PROBLEM:
Restate the whole of the data verbatim, omitting nothing.
━━━━━━━━━━━━━━━━━━━━
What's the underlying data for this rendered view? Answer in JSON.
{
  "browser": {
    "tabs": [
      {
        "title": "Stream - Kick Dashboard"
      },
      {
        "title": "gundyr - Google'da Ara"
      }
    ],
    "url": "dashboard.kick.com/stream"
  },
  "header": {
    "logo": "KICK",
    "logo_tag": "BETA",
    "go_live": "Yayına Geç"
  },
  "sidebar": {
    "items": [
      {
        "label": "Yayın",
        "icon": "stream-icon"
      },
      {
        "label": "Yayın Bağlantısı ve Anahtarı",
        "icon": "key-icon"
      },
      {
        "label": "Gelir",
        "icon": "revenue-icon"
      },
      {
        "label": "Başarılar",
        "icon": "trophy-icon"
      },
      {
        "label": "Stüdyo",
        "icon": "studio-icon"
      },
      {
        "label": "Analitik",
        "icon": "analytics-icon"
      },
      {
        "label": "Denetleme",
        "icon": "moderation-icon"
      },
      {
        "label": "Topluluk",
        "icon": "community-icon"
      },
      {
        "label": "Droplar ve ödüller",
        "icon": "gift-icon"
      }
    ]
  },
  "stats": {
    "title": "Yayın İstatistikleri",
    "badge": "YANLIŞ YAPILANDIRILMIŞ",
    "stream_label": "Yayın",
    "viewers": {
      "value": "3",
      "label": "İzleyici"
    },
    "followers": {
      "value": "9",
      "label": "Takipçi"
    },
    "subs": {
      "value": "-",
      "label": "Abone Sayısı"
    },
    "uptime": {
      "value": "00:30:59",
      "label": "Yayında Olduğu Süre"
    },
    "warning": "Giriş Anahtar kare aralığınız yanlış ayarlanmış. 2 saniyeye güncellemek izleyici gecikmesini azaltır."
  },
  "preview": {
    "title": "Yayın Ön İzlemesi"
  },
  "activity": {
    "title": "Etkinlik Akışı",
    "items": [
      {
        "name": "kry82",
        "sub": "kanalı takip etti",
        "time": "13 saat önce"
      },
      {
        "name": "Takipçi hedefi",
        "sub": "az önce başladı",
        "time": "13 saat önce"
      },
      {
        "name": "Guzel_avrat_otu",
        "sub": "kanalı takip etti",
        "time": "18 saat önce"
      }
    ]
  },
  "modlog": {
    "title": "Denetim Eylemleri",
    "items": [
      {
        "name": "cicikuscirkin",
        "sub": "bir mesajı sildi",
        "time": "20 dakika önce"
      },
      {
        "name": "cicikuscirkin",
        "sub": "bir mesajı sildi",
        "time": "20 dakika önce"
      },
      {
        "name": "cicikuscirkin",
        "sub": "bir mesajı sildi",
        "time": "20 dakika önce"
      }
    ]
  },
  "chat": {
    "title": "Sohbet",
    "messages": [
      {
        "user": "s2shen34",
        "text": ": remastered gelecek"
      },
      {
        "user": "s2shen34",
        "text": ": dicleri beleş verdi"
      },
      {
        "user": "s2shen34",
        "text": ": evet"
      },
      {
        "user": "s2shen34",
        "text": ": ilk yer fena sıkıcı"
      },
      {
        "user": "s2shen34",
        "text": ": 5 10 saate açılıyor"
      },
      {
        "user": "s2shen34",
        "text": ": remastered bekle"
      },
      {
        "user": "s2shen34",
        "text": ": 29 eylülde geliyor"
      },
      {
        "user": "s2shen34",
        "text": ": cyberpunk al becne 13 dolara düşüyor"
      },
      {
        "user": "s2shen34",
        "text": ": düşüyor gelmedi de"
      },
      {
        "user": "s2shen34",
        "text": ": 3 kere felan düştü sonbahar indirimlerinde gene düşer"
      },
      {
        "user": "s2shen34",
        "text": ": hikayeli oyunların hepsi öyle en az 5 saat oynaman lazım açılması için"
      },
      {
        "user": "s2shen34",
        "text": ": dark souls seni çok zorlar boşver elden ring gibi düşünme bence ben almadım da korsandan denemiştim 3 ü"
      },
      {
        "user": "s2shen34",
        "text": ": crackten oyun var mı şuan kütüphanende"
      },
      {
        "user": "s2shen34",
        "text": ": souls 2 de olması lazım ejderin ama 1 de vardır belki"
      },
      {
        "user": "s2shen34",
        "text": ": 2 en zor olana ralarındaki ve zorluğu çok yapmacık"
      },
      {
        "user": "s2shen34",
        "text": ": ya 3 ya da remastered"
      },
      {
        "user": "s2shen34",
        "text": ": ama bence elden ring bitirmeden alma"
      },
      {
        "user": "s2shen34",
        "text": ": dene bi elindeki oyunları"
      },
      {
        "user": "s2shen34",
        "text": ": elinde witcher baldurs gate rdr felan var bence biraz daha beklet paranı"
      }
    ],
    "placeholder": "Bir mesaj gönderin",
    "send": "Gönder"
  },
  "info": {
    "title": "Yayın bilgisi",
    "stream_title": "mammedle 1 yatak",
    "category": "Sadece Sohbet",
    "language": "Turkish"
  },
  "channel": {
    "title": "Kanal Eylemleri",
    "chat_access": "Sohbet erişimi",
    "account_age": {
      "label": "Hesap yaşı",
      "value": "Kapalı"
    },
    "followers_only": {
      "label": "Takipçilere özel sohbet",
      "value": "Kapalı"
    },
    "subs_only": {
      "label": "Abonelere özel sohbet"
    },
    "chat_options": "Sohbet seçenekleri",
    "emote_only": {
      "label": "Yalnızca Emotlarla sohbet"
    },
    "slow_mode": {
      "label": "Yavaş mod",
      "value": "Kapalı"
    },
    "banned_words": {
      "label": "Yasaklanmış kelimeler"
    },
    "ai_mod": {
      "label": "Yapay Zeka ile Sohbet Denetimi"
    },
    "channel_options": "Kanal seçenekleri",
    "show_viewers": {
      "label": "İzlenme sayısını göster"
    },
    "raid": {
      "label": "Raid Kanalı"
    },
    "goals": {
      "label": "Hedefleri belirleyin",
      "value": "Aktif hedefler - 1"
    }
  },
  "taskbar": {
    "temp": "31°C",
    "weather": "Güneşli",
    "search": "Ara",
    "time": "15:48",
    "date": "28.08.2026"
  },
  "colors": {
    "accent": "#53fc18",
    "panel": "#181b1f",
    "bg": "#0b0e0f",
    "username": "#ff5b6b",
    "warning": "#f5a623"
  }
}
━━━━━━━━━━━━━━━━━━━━
ANSWER FOR THE TASK:
What's the underlying data for this rendered view? Answer in JSON.
{
  "browser": {
    "tabs": [
      {
        "title": "Stream - Kick Dashboard"
      },
      {
        "title": "gundyr - Google'da Ara"
      }
    ],
    "url": "dashboard.kick.com/stream"
  },
  "header": {
    "logo": "KICK",
    "logo_tag": "BETA",
    "go_live": "Yayına Geç"
  },
  "sidebar": {
    "items": [
      {
        "label": "Yayın",
        "icon": "stream-icon"
      },
      {
        "label": "Yayın Bağlantısı ve Anahtarı",
        "icon": "key-icon"
      },
      {
        "label": "Gelir",
        "icon": "revenue-icon"
      },
      {
        "label": "Başarılar",
        "icon": "trophy-icon"
      },
      {
        "label": "Stüdyo",
        "icon": "studio-icon"
      },
      {
        "label": "Analitik",
        "icon": "analytics-icon"
      },
      {
        "label": "Denetleme",
        "icon": "moderation-icon"
      },
      {
        "label": "Topluluk",
        "icon": "community-icon"
      },
      {
        "label": "Droplar ve ödüller",
        "icon": "gift-icon"
      }
    ]
  },
  "stats": {
    "title": "Yayın İstatistikleri",
    "badge": "YANLIŞ YAPILANDIRILMIŞ",
    "stream_label": "Yayın",
    "viewers": {
      "value": "3",
      "label": "İzleyici"
    },
    "followers": {
      "value": "9",
      "label": "Takipçi"
    },
    "subs": {
      "value": "-",
      "label": "Abone Sayısı"
    },
    "uptime": {
      "value": "00:30:59",
      "label": "Yayında Olduğu Süre"
    },
    "warning": "Giriş Anahtar kare aralığınız yanlış ayarlanmış. 2 saniyeye güncellemek izleyici gecikmesini azaltır."
  },
  "preview": {
    "title": "Yayın Ön İzlemesi"
  },
  "activity": {
    "title": "Etkinlik Akışı",
    "items": [
      {
        "name": "kry82",
        "sub": "kanalı takip etti",
        "time": "13 saat önce"
      },
      {
        "name": "Takipçi hedefi",
        "sub": "az önce başladı",
        "time": "13 saat önce"
      },
      {
        "name": "Guzel_avrat_otu",
        "sub": "kanalı takip etti",
        "time": "18 saat önce"
      }
    ]
  },
  "modlog": {
    "title": "Denetim Eylemleri",
    "items": [
      {
        "name": "cicikuscirkin",
        "sub": "bir mesajı sildi",
        "time": "20 dakika önce"
      },
      {
        "name": "cicikuscirkin",
        "sub": "bir mesajı sildi",
        "time": "20 dakika önce"
      },
      {
        "name": "cicikuscirkin",
        "sub": "bir mesajı sildi",
        "time": "20 dakika önce"
      }
    ]
  },
  "chat": {
    "title": "Sohbet",
    "messages": [
      {
        "user": "s2shen34",
        "text": ": remastered gelecek"
      },
      {
        "user": "s2shen34",
        "text": ": dicleri beleş verdi"
      },
      {
        "user": "s2shen34",
        "text": ": evet"
      },
      {
        "user": "s2shen34",
        "text": ": ilk yer fena sıkıcı"
      },
      {
        "user": "s2shen34",
        "text": ": 5 10 saate açılıyor"
      },
      {
        "user": "s2shen34",
        "text": ": remastered bekle"
      },
      {
        "user": "s2shen34",
        "text": ": 29 eylülde geliyor"
      },
      {
        "user": "s2shen34",
        "text": ": cyberpunk al becne 13 dolara düşüyor"
      },
      {
        "user": "s2shen34",
        "text": ": düşüyor gelmedi de"
      },
      {
        "user": "s2shen34",
        "text": ": 3 kere felan düştü sonbahar indirimlerinde gene düşer"
      },
      {
        "user": "s2shen34",
        "text": ": hikayeli oyunların hepsi öyle en az 5 saat oynaman lazım açılması için"
      },
      {
        "user": "s2shen34",
        "text": ": dark souls seni çok zorlar boşver elden ring gibi düşünme bence ben almadım da korsandan denemiştim 3 ü"
      },
      {
        "user": "s2shen34",
        "text": ": crackten oyun var mı şuan kütüphanende"
      },
      {
        "user": "s2shen34",
        "text": ": souls 2 de olması lazım ejderin ama 1 de vardır belki"
      },
      {
        "user": "s2shen34",
        "text": ": 2 en zor olana ralarındaki ve zorluğu çok yapmacık"
      },
      {
        "user": "s2shen34",
        "text": ": ya 3 ya da remastered"
      },
      {
        "user": "s2shen34",
        "text": ": ama bence elden ring bitirmeden alma"
      },
      {
        "user": "s2shen34",
        "text": ": dene bi elindeki oyunları"
      },
      {
        "user": "s2shen34",
        "text": ": elinde witcher baldurs gate rdr felan var bence biraz daha beklet paranı"
      }
    ],
    "placeholder": "Bir mesaj gönderin",
    "send": "Gönder"
  },
  "info": {
    "title": "Yayın bilgisi",
    "stream_title": "mammedle 1 yatak",
    "category": "Sadece Sohbet",
    "language": "Turkish"
  },
  "channel": {
    "title": "Kanal Eylemleri",
    "chat_access": "Sohbet erişimi",
    "account_age": {
      "label": "Hesap yaşı",
      "value": "Kapalı"
    },
    "followers_only": {
      "label": "Takipçilere özel sohbet",
      "value": "Kapalı"
    },
    "subs_only": {
      "label": "Abonelere özel sohbet"
    },
    "chat_options": "Sohbet seçenekleri",
    "emote_only": {
      "label": "Yalnızca Emotlarla sohbet"
    },
    "slow_mode": {
      "label": "Yavaş mod",
      "value": "Kapalı"
    },
    "banned_words": {
      "label": "Yasaklanmış kelimeler"
    },
    "ai_mod": {
      "label": "Yapay Zeka ile Sohbet Denetimi"
    },
    "channel_options": "Kanal seçenekleri",
    "show_viewers": {
      "label": "İzlenme sayısını göster"
    },
    "raid": {
      "label": "Raid Kanalı"
    },
    "goals": {
      "label": "Hedefleri belirleyin",
      "value": "Aktif hedefler - 1"
    }
  },
  "taskbar": {
    "temp": "31°C",
    "weather": "Güneşli",
    "search": "Ara",
    "time": "15:48",
    "date": "28.08.2026"
  },
  "colors": {
    "accent": "#53fc18",
    "panel": "#181b1f",
    "bg": "#0b0e0f",
    "username": "#ff5b6b",
    "warning": "#f5a623"
  }
}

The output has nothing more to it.